--- START ---
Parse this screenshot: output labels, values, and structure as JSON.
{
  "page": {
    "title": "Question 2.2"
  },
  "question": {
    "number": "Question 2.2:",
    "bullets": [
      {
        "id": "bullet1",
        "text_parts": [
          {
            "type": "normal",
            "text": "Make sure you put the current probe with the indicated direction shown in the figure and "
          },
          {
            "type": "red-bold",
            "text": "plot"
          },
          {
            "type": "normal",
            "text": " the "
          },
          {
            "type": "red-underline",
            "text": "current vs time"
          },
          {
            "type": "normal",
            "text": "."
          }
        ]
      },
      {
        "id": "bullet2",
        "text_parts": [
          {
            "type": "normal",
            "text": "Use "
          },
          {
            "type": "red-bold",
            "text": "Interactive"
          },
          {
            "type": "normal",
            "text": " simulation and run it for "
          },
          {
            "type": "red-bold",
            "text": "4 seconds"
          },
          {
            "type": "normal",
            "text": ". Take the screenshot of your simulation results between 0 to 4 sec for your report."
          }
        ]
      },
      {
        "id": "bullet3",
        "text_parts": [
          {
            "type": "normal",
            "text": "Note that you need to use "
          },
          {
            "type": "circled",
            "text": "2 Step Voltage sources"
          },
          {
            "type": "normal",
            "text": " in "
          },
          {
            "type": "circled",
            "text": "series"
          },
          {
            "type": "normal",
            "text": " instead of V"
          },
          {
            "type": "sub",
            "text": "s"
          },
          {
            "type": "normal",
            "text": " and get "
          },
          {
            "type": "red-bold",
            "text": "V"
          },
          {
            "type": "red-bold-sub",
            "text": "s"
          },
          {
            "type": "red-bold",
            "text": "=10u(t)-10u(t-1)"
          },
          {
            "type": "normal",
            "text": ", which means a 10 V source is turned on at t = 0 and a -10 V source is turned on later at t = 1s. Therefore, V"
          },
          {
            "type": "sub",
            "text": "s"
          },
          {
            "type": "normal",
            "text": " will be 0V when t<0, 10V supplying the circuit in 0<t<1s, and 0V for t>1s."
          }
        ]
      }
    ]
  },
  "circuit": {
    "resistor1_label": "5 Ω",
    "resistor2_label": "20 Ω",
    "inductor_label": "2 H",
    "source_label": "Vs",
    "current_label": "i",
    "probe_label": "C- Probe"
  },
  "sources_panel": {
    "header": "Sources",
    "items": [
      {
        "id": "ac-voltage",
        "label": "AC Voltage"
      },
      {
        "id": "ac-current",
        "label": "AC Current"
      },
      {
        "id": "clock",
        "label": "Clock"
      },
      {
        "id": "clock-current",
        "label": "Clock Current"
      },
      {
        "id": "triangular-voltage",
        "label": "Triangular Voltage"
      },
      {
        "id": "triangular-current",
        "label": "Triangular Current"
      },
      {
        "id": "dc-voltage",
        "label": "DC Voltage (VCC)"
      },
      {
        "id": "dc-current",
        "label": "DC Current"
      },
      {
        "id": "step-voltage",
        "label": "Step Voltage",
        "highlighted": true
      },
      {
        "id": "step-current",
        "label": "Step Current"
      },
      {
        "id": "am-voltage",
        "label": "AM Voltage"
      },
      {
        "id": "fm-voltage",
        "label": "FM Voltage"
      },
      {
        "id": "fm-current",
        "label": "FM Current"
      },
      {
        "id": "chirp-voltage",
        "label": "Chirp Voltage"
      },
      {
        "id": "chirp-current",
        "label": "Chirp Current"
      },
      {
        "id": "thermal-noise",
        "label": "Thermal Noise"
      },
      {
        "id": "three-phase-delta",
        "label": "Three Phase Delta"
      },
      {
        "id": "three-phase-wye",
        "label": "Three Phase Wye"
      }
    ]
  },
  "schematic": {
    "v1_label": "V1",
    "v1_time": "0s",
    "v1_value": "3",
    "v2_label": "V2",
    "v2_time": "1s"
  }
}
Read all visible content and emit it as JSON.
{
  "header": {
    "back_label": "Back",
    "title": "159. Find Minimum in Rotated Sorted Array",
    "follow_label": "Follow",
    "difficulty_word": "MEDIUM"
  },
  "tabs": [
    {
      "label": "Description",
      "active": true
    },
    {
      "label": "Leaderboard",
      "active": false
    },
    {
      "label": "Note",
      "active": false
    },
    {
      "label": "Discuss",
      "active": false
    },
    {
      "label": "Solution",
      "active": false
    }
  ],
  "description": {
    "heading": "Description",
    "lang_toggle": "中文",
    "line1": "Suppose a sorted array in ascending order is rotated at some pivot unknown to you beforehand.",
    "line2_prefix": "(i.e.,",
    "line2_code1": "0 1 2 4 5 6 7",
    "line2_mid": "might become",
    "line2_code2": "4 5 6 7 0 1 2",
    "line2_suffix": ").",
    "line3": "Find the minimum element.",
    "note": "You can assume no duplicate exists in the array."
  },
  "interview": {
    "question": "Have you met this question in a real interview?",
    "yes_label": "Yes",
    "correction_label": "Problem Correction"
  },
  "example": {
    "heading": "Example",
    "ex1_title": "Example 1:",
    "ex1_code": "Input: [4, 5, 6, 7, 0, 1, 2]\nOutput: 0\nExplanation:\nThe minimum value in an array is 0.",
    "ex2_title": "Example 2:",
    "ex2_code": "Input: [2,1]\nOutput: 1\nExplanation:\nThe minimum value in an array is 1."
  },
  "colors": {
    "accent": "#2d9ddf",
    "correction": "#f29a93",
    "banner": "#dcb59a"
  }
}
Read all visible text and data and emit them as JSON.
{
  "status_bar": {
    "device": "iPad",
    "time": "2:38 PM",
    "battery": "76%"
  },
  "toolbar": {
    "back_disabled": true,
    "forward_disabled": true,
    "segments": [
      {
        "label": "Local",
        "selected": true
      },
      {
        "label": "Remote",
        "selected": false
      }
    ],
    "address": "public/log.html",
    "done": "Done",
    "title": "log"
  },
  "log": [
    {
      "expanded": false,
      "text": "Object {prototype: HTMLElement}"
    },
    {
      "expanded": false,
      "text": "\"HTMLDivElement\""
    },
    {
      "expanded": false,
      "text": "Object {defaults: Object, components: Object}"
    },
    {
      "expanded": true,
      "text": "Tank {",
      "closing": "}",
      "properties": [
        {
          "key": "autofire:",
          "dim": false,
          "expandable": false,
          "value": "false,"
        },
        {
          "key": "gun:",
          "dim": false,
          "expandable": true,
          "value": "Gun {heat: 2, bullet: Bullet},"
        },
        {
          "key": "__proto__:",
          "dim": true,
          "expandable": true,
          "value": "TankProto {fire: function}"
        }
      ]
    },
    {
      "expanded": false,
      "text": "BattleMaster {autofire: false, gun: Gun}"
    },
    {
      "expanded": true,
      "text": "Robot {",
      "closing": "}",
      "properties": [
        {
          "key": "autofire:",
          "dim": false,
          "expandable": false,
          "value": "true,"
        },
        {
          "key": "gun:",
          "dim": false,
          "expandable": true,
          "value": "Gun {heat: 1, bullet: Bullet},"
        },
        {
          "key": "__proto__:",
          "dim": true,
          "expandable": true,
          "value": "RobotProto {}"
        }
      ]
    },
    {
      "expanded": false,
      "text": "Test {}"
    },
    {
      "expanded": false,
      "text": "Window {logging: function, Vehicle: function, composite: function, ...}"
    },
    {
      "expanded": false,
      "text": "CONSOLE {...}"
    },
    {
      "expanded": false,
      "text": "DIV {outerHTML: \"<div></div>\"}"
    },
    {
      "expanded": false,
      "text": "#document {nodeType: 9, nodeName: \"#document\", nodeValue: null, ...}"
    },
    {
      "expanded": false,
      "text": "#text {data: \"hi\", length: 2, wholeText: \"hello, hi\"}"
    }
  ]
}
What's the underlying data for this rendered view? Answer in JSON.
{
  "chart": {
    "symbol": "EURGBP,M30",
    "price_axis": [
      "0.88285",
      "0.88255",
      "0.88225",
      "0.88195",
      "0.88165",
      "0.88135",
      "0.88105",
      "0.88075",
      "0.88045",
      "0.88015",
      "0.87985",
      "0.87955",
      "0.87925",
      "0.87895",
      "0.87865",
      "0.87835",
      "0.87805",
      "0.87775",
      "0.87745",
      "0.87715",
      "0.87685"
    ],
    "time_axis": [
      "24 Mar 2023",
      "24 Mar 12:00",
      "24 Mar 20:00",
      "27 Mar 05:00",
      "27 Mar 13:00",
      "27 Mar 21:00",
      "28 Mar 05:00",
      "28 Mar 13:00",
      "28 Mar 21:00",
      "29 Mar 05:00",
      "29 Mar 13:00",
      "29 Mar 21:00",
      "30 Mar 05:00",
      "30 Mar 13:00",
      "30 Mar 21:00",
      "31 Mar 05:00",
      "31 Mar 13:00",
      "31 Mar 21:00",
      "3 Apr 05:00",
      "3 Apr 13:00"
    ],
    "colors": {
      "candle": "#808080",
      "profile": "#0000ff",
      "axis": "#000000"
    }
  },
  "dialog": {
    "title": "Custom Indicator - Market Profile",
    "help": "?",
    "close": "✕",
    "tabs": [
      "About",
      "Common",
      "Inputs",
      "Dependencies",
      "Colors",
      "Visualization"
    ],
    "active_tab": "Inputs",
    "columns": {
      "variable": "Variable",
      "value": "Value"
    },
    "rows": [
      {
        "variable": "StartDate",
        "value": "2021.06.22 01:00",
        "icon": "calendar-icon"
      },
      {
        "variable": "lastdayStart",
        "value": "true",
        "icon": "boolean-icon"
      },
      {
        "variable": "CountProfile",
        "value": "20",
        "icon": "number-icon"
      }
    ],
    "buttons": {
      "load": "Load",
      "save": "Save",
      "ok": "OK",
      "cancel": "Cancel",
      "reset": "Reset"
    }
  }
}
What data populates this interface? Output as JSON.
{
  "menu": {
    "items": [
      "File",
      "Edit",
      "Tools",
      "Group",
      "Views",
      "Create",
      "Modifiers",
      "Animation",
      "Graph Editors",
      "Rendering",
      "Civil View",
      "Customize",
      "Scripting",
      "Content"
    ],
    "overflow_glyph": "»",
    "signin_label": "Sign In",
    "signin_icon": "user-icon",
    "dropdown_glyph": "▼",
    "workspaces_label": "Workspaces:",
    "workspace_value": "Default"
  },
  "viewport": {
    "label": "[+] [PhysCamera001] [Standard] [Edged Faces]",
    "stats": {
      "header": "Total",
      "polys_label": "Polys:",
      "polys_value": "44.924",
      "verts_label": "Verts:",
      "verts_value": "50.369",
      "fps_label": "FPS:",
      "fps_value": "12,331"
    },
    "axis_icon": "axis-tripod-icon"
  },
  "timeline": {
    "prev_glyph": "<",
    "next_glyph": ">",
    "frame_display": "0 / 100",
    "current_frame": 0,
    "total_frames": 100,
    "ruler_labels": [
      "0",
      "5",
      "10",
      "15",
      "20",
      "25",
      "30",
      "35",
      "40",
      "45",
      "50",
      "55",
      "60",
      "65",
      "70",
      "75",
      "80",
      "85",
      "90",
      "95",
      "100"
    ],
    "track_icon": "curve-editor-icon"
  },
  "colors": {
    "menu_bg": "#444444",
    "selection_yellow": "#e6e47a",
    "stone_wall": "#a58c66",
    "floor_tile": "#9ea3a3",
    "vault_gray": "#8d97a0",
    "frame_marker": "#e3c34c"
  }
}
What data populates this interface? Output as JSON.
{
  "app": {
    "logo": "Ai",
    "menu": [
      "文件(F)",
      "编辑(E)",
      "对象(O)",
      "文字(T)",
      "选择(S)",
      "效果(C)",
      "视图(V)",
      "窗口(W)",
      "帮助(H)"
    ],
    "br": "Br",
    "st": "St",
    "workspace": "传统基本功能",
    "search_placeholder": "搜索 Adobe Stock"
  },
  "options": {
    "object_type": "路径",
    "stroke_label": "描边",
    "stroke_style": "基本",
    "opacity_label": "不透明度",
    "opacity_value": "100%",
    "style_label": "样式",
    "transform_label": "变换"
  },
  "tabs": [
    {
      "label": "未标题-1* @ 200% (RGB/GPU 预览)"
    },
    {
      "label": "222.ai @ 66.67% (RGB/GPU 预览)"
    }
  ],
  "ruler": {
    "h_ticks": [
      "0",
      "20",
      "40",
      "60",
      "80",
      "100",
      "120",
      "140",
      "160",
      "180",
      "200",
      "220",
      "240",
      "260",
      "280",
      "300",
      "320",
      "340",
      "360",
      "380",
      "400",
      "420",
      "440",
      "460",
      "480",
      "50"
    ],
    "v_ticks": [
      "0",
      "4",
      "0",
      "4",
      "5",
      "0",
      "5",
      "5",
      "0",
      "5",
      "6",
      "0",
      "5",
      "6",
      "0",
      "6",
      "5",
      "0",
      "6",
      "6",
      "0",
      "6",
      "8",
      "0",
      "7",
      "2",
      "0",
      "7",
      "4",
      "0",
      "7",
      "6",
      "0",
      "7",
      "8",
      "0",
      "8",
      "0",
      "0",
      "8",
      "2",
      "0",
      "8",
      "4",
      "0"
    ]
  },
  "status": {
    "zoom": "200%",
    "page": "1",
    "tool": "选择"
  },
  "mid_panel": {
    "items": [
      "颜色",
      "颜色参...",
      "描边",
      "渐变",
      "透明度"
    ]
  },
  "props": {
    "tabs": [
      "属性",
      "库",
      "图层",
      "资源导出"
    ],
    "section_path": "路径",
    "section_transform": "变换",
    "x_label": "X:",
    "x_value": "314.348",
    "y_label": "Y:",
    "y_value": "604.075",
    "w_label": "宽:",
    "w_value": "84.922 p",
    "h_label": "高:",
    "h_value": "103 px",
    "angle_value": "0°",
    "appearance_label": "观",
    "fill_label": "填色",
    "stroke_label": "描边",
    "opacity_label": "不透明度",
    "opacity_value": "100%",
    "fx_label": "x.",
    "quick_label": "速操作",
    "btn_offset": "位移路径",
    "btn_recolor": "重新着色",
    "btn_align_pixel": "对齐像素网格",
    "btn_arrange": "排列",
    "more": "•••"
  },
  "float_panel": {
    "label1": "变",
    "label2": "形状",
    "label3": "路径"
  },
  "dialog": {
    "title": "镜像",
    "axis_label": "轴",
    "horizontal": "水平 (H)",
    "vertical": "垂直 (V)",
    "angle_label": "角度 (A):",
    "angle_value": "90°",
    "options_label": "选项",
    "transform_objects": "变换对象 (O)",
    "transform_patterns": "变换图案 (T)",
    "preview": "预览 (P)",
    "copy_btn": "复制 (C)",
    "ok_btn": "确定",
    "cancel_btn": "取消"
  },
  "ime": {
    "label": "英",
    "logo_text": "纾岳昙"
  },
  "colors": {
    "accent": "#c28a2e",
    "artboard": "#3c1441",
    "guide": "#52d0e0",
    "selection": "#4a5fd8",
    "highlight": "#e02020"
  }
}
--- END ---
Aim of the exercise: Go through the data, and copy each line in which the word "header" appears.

Answer to this problem:
    "header": "Sources",
  "header": {
      "header": "Total",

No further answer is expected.